That paragraph is from the website of Our Bodies Ourselves (OBOS), also known as the Boston Women’s Health Book Collective (BWHBC), a not-for-profit, public interest women’s health education, advocacy, and consulting organization that piqued a nation’s curiosity in 1973 with the publication of Our Bodies, Ourselves.  The book, some argue, is the seminal publication of the women’s reproductive health movement.  It is a book by and about women, in which we see all of our experiences, our worries, our fears, and our stories on paper and validated.  A publication that spoke to thoughts that otherwise wouldn’t have voice.   Each woman who got a copy learned from it and evolved with and because of it.  What does it mean today? 

For we advocates, then and now, for a full spectrum of choices in women’s reproductive health care, most of our stories go un-told.  Our stories are not shared because our communities have been convinced that our stories recount only bad decision-making.  They have convinced us that there is no righteous poignancy in our collective past, that there is no sorrow or reflection and no thoughtful belief system at work when we made and make choices over the decades.  Choices that we advocate are there in the decades to come. 

A few months ago as I had to deliver four minutes to those gathered at our Annual Auction, “Stand Up for Choice.”  I decided that I had been silent with my own experiences too long.  That I, switching careers after 30 years, was obliged to share those experiences that have come to form my own immutable belief system: that it is the right of every woman to have available a full spectrum of reproductive health care choices, including safe and legal abortion. 

I am pleased to say that my words elicited numerous e-mails, conversations on street corners, in ladies rooms, at lunches, comments in handwritten notes and by phone from women who clearly wanted to hear and tell stories; stories from women of all ages who desired to stop those who would marginalize their experiences and the private beliefs that arise from them.  They desired to stop those who tell them that their stories don’t reveal simple truths: that choices in reproductive health care saved their lives or the lives of mothers, daughters, sisters, cousins, aunts, roommates or friends. They wanted to share those stories now with an impressive immediacy.

 Let me share some of the remarks that led to this outpouring and let me, by sharing my story encourage you to share yours.

My Auction Four Minutes

We are in a historic moment in this country and in the State of Colorado.  We are witnessing a race for the Presidency between a candidate of African descent and an older American.  We, in Denver and Colorado, are about to host a convention for the nomination of one of those candidates.  Colorado is now described as a bellwether state or swing state; and Colorado stands a good chance of maintaining a pro-choice majority in our own legislature, again. 
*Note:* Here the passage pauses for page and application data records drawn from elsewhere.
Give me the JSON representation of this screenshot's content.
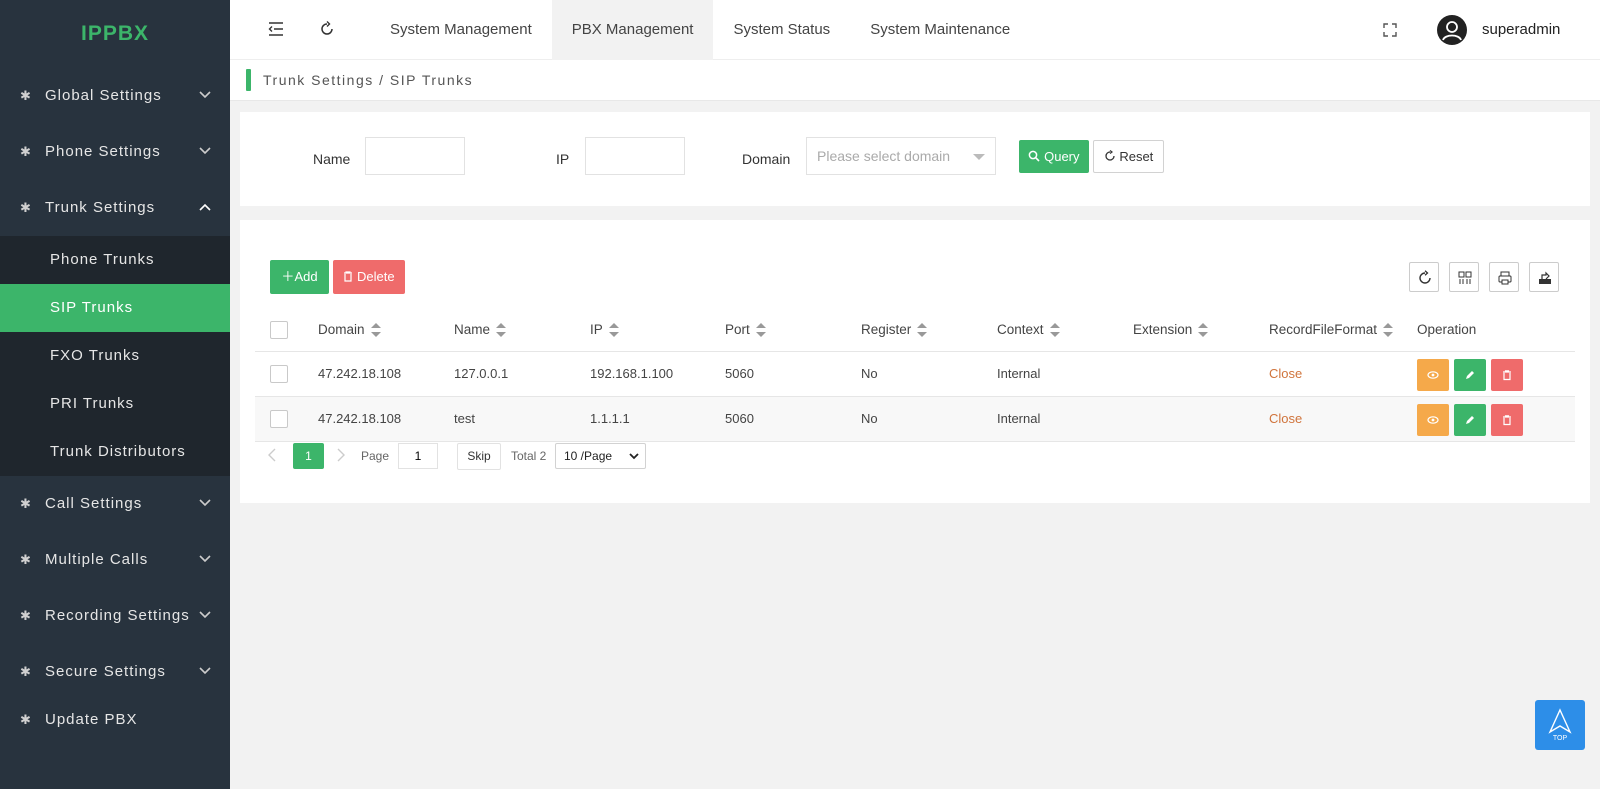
{
  "app": {
    "logo": "IPPBX"
  },
  "sidebar": {
    "menus": [
      {
        "label": "Global Settings"
      },
      {
        "label": "Phone Settings"
      },
      {
        "label": "Trunk Settings"
      },
      {
        "label": "Call Settings"
      },
      {
        "label": "Multiple Calls"
      },
      {
        "label": "Recording Settings"
      },
      {
        "label": "Secure Settings"
      },
      {
        "label": "Update PBX"
      }
    ],
    "trunk_submenu": [
      {
        "label": "Phone Trunks"
      },
      {
        "label": "SIP Trunks"
      },
      {
        "label": "FXO Trunks"
      },
      {
        "label": "PRI Trunks"
      },
      {
        "label": "Trunk Distributors"
      }
    ]
  },
  "header": {
    "tabs": [
      {
        "label": "System Management"
      },
      {
        "label": "PBX Management"
      },
      {
        "label": "System Status"
      },
      {
        "label": "System Maintenance"
      }
    ],
    "active_tab": "PBX Management",
    "username": "superadmin"
  },
  "breadcrumb": "Trunk Settings / SIP Trunks",
  "search": {
    "name_label": "Name",
    "ip_label": "IP",
    "domain_label": "Domain",
    "domain_placeholder": "Please select domain",
    "query_label": "Query",
    "reset_label": "Reset"
  },
  "toolbar": {
    "add_label": "Add",
    "delete_label": "Delete"
  },
  "table": {
    "columns": [
      "Domain",
      "Name",
      "IP",
      "Port",
      "Register",
      "Context",
      "Extension",
      "RecordFileFormat",
      "Operation"
    ],
    "rows": [
      {
        "domain": "47.242.18.108",
        "name": "127.0.0.1",
        "ip": "192.168.1.100",
        "port": "5060",
        "register": "No",
        "context": "Internal",
        "extension": "",
        "record": "Close"
      },
      {
        "domain": "47.242.18.108",
        "name": "test",
        "ip": "1.1.1.1",
        "port": "5060",
        "register": "No",
        "context": "Internal",
        "extension": "",
        "record": "Close"
      }
    ]
  },
  "pagination": {
    "current_page": "1",
    "page_label": "Page",
    "page_input": "1",
    "skip_label": "Skip",
    "total_label": "Total 2",
    "page_size": "10 /Page"
  },
  "colors": {
    "accent": "#3cb56a",
    "sidebar_bg": "#28333e",
    "danger": "#ef6b6b",
    "warning": "#f5a94a",
    "link": "#d0743c",
    "top_button": "#2d8ee8"
  }
}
With all of those possibilities, I ask myself, why?  Why are we still fighting for:

  • a full spectrum of reproductive health care choices?
  • equal pay and equal access to the workplace?
  • access to quality health care?
  • the power to make our own choices about what our families look like? and
  • to be safe – from those we love and those we meet?

 

Why did I change careers after 30 years and accept the role at NARAL Pro-Choice Colorado? The answer is in the fabric of my story, I survived:

  • molestation and abuse as a child
  • date rape as a young woman
  • physical abuse from a spouse
  • an unintended pregnancy with an abusive spouse, and since it was after Roe vs. Wade, I was able to choose to be a mother
  • divorce
  • single-parenthood
  • sexual harassment, and
  • I survive breast cancer
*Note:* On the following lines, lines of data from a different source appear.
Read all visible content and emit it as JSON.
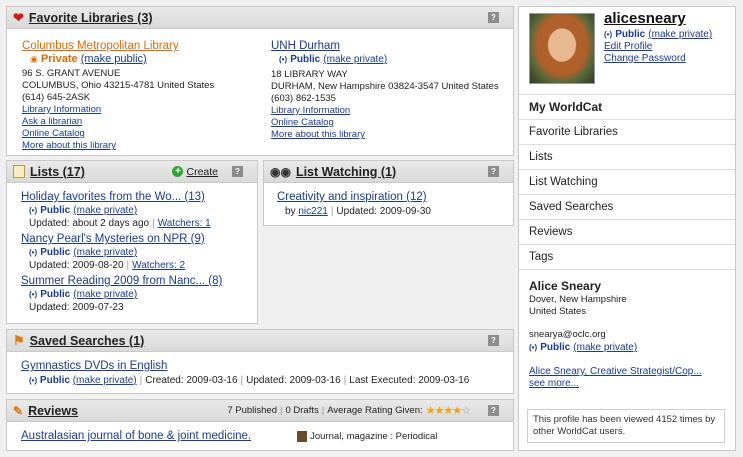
{
  "favorites": {
    "title": "Favorite Libraries (3)",
    "help": "?",
    "libraries": [
      {
        "name": "Columbus Metropolitan Library",
        "status": "Private",
        "toggle": "(make public)",
        "address1": "96 S. GRANT AVENUE",
        "address2": "COLUMBUS, Ohio 43215-4781 United States",
        "phone": "(614) 645-2ASK",
        "links": [
          "Library Information",
          "Ask a librarian",
          "Online Catalog",
          "More about this library"
        ]
      },
      {
        "name": "UNH Durham",
        "status": "Public",
        "toggle": "(make private)",
        "address1": "18 LIBRARY WAY",
        "address2": "DURHAM, New Hampshire 03824-3547 United States",
        "phone": "(603) 862-1535",
        "links": [
          "Library Information",
          "Online Catalog",
          "More about this library"
        ]
      }
    ]
  },
  "lists": {
    "title": "Lists (17)",
    "create_label": "Create",
    "help": "?",
    "items": [
      {
        "title": "Holiday favorites from the Wo... (13)",
        "status": "Public",
        "toggle": "(make private)",
        "updated": "Updated: about 2 days ago",
        "watchers": "Watchers: 1"
      },
      {
        "title": "Nancy Pearl's Mysteries on NPR (9)",
        "status": "Public",
        "toggle": "(make private)",
        "updated": "Updated: 2009-08-20",
        "watchers": "Watchers: 2"
      },
      {
        "title": "Summer Reading 2009 from Nanc... (8)",
        "status": "Public",
        "toggle": "(make private)",
        "updated": "Updated: 2009-07-23",
        "watchers": ""
      }
    ]
  },
  "watching": {
    "title": "List Watching (1)",
    "help": "?",
    "item": {
      "title": "Creativity and inspiration (12)",
      "by": "by",
      "user": "nic221",
      "updated": "Updated: 2009-09-30"
    }
  },
  "saved": {
    "title": "Saved Searches (1)",
    "help": "?",
    "item": {
      "title": "Gymnastics DVDs in English",
      "status": "Public",
      "toggle": "(make private)",
      "created": "Created: 2009-03-16",
      "updated": "Updated: 2009-03-16",
      "executed": "Last Executed: 2009-03-16"
    }
  },
  "reviews": {
    "title": "Reviews",
    "published": "7 Published",
    "drafts": "0 Drafts",
    "rating_label": "Average Rating Given:",
    "rating": 4,
    "rating_max": 5,
    "help": "?",
    "item": {
      "title": "Australasian journal of bone & joint medicine.",
      "format": "Journal, magazine : Periodical"
    }
  },
  "profile": {
    "username": "alicesneary",
    "status": "Public",
    "toggle": "(make private)",
    "edit": "Edit Profile",
    "password": "Change Password"
  },
  "nav": {
    "heading": "My WorldCat",
    "items": [
      "Favorite Libraries",
      "Lists",
      "List Watching",
      "Saved Searches",
      "Reviews",
      "Tags"
    ]
  },
  "person": {
    "name": "Alice Sneary",
    "location1": "Dover,  New Hampshire",
    "location2": "United States",
    "email": "snearya@oclc.org",
    "status": "Public",
    "toggle": "(make private)",
    "link": "Alice Sneary, Creative Strategist/Cop...",
    "more": "see more...",
    "views": "This profile has been viewed 4152 times by other WorldCat users."
  },
  "colors": {
    "accent": "#1a3a9c",
    "private": "#e46b00",
    "heart": "#d01c1c",
    "star": "#f2a20c"
  }
}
After reflecting on all I survived, I took my personal passion and chose to change my life. I wanted choices guaranteed for my daughter and the young women that are in my life and are part of the majority in this country.  I wanted to be a part of the fight to stop the fight.  I wanted to follow my passion for choice and gender equity to NARAL and tonight I chose to share my story. 

 

 “We are now faced with the fact, my friends, that tomorrow is today.  We are confronted with the fierce urgency of now.  In this unfolding conundrum of life and history, there is such a thing as being too late.  Procrastination is still the thief of time…..There is an invisible book of life that faithfully records our vigilance or our neglect.”   The Rev. Martin Luther King Jr., 1967